Task to complete: Within these records, how many lines hold "Lifetime"? Give the number alone.

Extracted information:
[Start of Attachment]

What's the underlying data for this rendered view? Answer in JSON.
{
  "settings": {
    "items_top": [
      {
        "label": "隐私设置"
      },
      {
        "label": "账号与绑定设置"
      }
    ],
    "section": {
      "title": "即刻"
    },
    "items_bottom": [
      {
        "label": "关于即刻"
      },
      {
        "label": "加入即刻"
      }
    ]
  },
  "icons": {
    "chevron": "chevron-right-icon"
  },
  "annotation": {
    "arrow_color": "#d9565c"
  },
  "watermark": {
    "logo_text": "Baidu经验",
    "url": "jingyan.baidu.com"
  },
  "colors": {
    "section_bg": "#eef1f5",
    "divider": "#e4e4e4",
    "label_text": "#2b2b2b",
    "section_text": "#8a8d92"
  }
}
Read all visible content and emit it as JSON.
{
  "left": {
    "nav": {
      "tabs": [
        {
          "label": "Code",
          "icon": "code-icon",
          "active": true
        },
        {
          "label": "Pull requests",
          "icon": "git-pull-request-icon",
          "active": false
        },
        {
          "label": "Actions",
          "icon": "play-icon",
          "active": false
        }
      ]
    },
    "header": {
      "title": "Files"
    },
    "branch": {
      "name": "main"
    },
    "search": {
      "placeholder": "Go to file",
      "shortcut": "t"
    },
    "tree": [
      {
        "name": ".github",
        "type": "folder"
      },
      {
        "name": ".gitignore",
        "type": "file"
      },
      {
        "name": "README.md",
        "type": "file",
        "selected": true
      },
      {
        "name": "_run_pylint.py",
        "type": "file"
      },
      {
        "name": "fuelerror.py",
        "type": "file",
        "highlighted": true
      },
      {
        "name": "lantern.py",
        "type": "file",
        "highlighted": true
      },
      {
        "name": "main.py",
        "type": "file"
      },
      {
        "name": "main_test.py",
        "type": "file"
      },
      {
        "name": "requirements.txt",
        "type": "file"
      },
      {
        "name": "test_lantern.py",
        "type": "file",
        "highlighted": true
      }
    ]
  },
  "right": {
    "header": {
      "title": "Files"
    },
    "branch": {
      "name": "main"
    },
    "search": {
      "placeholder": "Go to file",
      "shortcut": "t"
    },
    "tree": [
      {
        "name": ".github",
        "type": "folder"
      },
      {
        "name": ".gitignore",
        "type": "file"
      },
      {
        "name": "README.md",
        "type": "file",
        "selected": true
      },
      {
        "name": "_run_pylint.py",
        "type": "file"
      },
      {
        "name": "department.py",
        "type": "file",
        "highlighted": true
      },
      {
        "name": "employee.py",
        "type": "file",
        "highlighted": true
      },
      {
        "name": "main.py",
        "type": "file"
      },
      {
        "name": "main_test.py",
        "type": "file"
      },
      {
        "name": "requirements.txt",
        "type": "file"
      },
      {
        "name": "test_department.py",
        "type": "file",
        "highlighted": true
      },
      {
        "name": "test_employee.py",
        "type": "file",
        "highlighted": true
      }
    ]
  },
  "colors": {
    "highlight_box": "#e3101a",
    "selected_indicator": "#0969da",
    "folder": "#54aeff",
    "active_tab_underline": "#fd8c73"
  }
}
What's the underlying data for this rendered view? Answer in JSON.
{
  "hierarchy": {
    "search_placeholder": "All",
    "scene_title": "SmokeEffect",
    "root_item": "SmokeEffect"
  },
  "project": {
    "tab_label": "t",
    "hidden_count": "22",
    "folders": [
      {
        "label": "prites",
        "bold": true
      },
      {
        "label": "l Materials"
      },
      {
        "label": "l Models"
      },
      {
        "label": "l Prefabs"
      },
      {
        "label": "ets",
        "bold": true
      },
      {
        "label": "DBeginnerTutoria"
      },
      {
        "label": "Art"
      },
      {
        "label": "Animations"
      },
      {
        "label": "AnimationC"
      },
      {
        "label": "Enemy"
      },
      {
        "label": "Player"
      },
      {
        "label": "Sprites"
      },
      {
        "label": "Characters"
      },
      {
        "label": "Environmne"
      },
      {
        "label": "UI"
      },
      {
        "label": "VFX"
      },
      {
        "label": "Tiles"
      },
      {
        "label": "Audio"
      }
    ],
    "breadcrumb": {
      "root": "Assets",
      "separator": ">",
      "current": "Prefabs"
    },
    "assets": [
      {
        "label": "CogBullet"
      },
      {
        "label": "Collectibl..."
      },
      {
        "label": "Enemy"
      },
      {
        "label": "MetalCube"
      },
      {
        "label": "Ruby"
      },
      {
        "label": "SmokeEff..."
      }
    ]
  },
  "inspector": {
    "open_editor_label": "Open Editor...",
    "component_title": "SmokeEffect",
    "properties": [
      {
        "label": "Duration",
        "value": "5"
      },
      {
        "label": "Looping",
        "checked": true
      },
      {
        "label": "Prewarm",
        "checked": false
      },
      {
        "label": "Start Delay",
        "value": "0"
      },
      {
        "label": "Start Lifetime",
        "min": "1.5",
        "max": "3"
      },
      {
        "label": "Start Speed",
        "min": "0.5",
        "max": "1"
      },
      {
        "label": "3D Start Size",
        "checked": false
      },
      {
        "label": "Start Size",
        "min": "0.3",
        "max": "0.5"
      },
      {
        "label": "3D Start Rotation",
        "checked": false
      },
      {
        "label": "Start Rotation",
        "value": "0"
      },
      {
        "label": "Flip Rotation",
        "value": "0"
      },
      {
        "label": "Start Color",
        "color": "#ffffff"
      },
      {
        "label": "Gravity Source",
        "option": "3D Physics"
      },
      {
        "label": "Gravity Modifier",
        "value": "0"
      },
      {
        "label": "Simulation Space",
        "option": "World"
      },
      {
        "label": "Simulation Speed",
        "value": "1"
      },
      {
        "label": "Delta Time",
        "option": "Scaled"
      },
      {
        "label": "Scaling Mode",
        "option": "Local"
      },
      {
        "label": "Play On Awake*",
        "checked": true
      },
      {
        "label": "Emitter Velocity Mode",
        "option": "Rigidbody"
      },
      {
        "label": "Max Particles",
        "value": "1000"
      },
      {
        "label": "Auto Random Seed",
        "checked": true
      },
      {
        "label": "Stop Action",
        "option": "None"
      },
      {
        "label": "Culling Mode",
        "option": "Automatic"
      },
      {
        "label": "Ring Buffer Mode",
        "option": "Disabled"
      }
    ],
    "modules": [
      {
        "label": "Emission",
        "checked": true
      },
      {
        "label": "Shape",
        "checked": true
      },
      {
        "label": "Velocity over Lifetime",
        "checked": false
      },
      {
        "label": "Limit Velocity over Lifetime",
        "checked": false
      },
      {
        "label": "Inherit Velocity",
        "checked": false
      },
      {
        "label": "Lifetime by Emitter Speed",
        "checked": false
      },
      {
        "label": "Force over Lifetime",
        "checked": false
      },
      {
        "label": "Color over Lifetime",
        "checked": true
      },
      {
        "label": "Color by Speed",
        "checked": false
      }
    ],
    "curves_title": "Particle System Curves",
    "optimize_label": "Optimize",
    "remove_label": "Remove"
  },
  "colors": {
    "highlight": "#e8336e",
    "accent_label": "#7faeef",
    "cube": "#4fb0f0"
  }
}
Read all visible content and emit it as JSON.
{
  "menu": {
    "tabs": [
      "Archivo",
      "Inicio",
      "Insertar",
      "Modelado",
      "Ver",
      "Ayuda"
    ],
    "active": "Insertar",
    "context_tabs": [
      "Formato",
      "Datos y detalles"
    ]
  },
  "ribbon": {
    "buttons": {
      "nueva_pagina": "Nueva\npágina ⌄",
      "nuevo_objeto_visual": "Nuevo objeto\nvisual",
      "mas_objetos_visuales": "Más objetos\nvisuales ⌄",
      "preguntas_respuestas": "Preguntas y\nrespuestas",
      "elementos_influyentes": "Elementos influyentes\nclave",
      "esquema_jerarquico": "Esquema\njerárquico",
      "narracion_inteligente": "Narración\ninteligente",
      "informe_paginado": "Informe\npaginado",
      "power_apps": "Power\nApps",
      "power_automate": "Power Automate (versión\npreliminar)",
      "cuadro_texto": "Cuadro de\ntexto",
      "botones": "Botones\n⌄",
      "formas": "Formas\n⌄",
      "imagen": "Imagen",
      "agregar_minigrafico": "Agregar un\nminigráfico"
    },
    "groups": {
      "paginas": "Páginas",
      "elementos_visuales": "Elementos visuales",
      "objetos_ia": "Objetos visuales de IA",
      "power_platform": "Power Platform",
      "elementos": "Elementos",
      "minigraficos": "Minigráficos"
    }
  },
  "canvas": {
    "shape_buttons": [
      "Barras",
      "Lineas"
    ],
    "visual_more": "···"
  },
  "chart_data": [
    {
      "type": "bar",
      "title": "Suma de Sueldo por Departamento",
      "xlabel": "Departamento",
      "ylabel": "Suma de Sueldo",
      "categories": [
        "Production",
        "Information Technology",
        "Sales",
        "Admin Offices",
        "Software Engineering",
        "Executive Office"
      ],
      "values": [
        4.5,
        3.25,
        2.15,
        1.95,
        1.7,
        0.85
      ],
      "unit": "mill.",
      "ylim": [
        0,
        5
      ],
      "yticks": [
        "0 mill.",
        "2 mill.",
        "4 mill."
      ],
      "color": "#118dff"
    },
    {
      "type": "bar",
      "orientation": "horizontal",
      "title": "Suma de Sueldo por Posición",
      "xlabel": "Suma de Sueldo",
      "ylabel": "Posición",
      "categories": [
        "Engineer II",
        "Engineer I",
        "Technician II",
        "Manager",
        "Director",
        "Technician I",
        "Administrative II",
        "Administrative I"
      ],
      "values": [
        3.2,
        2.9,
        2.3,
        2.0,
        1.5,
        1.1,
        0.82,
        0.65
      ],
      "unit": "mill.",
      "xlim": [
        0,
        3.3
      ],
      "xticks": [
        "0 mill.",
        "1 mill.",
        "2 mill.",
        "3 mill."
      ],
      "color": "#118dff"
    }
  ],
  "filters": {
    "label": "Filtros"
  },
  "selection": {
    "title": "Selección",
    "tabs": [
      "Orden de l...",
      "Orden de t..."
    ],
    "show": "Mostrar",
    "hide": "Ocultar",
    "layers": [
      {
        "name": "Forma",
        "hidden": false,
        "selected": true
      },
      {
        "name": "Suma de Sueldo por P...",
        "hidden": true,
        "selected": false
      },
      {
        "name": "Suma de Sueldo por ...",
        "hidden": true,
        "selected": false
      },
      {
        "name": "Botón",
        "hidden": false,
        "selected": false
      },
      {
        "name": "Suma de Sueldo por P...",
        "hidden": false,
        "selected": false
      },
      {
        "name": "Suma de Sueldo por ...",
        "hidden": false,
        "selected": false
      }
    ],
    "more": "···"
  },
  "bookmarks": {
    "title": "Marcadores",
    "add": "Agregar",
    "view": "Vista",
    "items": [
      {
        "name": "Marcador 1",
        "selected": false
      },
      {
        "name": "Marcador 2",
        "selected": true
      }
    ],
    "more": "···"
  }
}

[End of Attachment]

Exercise response: 6